- Research the person you’re connecting with
- Prepare good questions
- Be prepared to pay for coffee
A Twitterchat is a live Twitter event focused around a general topic. Kristina advises choosing the topics that are relevant to you and participating in them; they are a great way to grow your knowledge and Twitter following. It also allows you to connect with people who are far away and you cannot meet in person.
Meeting people in-person is the most intimidating way to network, but can also be the most fun. Attend networking events such as the BCITMA Mingler and the BCAMA Marketer of the Year Gala to connect directly with people on a personal level.
Prepare yourself before a networking event by researching the attendees and preparing a list of potential people to talk to. On the day of the event, dress appropriately and do not just stick to your friends! Kristina has noticed that many people stay in groups with their friends, separate to talk to new people and then return back to their group. Networking is something which must be done on your own: it means leaving the comfort zone of your friends to form one-on-one connections with new people.

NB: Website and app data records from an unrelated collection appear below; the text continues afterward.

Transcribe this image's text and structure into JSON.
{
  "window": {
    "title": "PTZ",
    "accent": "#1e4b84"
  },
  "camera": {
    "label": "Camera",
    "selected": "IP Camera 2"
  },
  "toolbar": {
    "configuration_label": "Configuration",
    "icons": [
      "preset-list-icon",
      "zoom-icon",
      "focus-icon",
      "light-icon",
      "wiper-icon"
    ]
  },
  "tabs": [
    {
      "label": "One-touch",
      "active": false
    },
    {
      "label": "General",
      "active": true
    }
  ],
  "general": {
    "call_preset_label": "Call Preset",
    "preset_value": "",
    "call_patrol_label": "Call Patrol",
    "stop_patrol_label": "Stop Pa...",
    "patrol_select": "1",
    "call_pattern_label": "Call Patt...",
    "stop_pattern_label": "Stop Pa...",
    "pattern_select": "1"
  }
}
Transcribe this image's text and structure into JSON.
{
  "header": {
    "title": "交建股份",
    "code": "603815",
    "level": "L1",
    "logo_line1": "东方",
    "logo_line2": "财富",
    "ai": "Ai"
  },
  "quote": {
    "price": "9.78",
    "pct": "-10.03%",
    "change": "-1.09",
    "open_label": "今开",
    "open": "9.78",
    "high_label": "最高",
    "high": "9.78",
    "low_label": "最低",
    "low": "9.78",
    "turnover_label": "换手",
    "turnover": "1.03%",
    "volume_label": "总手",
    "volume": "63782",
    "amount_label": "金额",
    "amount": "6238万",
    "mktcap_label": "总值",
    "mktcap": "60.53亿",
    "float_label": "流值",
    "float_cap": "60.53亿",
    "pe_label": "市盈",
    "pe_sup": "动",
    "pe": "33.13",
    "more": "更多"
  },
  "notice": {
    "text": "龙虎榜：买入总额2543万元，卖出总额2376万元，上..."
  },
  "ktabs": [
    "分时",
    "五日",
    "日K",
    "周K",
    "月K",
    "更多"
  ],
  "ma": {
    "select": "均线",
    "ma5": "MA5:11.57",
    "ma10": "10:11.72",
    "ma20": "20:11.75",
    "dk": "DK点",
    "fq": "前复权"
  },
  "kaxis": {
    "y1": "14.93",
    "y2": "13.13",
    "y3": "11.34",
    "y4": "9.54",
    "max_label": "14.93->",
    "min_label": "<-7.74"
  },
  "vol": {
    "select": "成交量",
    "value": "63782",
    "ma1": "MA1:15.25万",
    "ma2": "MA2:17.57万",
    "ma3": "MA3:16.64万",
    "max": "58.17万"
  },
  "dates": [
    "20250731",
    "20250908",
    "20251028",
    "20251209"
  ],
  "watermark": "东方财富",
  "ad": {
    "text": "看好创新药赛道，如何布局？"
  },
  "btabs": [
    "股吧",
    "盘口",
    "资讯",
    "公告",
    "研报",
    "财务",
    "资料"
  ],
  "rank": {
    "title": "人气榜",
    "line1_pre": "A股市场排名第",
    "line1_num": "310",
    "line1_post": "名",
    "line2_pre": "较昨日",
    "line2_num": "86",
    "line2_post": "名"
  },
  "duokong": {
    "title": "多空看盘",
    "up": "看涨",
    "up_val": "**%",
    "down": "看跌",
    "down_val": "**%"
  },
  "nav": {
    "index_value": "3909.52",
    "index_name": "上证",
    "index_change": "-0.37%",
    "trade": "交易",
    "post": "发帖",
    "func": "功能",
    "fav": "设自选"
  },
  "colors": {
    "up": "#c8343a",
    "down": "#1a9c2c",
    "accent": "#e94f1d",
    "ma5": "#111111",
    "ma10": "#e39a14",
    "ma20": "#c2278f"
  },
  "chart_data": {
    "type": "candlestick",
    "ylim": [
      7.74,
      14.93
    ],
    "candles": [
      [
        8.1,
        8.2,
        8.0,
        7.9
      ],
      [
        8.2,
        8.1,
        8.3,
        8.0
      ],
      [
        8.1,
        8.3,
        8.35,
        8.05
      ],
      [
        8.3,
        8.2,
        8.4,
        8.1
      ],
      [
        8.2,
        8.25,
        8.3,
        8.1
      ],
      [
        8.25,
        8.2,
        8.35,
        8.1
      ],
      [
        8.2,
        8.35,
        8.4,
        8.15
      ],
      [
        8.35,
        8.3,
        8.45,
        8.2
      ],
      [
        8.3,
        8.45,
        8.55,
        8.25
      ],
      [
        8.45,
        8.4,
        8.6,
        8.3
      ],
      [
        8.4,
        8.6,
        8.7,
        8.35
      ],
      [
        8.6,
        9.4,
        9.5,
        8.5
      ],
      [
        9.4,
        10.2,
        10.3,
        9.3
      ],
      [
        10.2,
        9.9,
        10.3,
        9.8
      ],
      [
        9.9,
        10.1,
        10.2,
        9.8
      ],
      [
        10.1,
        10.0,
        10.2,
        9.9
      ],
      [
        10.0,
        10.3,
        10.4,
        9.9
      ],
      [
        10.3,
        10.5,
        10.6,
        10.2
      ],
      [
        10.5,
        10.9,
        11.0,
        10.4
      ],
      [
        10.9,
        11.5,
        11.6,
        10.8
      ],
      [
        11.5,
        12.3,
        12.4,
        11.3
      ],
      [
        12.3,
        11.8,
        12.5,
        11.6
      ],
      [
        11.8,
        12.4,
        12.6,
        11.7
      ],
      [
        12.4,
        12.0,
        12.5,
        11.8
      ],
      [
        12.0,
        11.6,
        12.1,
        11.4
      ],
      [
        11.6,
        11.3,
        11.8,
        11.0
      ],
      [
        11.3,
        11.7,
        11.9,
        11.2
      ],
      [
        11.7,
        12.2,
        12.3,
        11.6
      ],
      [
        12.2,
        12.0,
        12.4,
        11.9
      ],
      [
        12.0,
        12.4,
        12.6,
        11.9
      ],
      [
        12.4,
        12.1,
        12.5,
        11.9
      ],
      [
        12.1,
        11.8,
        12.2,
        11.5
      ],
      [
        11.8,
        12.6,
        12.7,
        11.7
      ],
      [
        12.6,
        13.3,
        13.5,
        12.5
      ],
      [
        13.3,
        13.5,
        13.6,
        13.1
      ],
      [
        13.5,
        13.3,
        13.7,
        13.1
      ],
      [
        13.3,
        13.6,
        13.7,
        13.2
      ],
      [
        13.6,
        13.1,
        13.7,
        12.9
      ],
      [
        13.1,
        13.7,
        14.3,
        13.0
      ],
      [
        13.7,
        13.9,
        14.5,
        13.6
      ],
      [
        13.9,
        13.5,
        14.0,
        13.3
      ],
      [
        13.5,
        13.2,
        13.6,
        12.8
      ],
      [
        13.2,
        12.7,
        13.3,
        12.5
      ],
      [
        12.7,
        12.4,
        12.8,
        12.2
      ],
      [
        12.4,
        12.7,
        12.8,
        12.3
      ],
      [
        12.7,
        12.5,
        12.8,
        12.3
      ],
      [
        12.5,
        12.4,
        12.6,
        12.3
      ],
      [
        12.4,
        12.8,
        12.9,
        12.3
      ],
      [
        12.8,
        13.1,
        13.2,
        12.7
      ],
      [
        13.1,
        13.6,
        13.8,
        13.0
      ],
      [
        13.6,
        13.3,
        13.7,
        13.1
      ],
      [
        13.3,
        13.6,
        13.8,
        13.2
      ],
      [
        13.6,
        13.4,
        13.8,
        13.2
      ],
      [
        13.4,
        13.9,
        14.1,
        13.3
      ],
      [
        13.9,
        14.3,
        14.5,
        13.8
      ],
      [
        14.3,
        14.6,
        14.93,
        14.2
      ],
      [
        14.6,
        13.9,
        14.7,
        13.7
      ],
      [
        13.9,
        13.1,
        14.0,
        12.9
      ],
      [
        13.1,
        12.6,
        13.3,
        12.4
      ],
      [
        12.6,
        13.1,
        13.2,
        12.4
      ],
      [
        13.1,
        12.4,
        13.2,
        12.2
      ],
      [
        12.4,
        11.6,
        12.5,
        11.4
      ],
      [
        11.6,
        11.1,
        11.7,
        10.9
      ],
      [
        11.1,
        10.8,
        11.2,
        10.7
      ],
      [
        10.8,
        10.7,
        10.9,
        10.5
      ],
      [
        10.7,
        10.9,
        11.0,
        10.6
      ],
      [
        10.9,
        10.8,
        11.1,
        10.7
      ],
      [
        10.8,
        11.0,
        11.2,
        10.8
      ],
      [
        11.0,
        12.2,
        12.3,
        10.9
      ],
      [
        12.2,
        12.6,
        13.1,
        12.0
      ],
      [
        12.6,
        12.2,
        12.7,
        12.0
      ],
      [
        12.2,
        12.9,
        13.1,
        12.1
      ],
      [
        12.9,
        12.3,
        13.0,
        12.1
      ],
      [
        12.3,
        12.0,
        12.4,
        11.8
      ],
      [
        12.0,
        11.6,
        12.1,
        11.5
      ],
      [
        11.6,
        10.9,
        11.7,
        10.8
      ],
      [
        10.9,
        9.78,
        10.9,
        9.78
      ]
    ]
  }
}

In-person networking in-person is difficult and it is okay to feel awkward or embarrassed. Kristina confides that she has still not reached the point where she is truly comfortable talking to strangers. The most difficult part is getting started; as you attend more events and are seen by more people, it will become easier to start conversations with others.
Networking is probably one of the most important and most difficult things you will have to do in your professional career. Your professional network will provide valuable support, information and referrals; having the right connections is often what separates you from other job applicants.
Thank you very much to Kristina Cisnero for taking time out of her work at Hootsuite to speak to us. Networking is a daunting challenge for many people, and we are grateful for all the tips and insights she shared on how we can start building our professional network today. You can reach her at the following addresses:
- Twitter handle: @K_Cisnero
- E-mail: Kristina.firstname.lastname@example.org
Another thank you goes to Nikki Nguyen, VP of Professional Development for organizing Marketing Week and bringing in Kristina as our speaker. She worked overtime to arrange this event and bring it all together; we are grateful for everything that she has done.
This is not the last event you will see from Nikki: she is also organizing a Regional Conference in January which will feature another panel of speakers. There will also be even more chances to network, so be sure to connect with us on on our Facebook Page to get all the updates!
In the meantime, stay tuned to the BCITMA website for an exclusive interview of Nikki’s experiences organizing Marketing Week. If you were wondering how Marketing Week actually works behind the scenes (how did she get all those speakers to come?), then be sure check out the upcoming interview for all the details.
This event would not be possible without the generous support of our sponsors. You can read more about them here.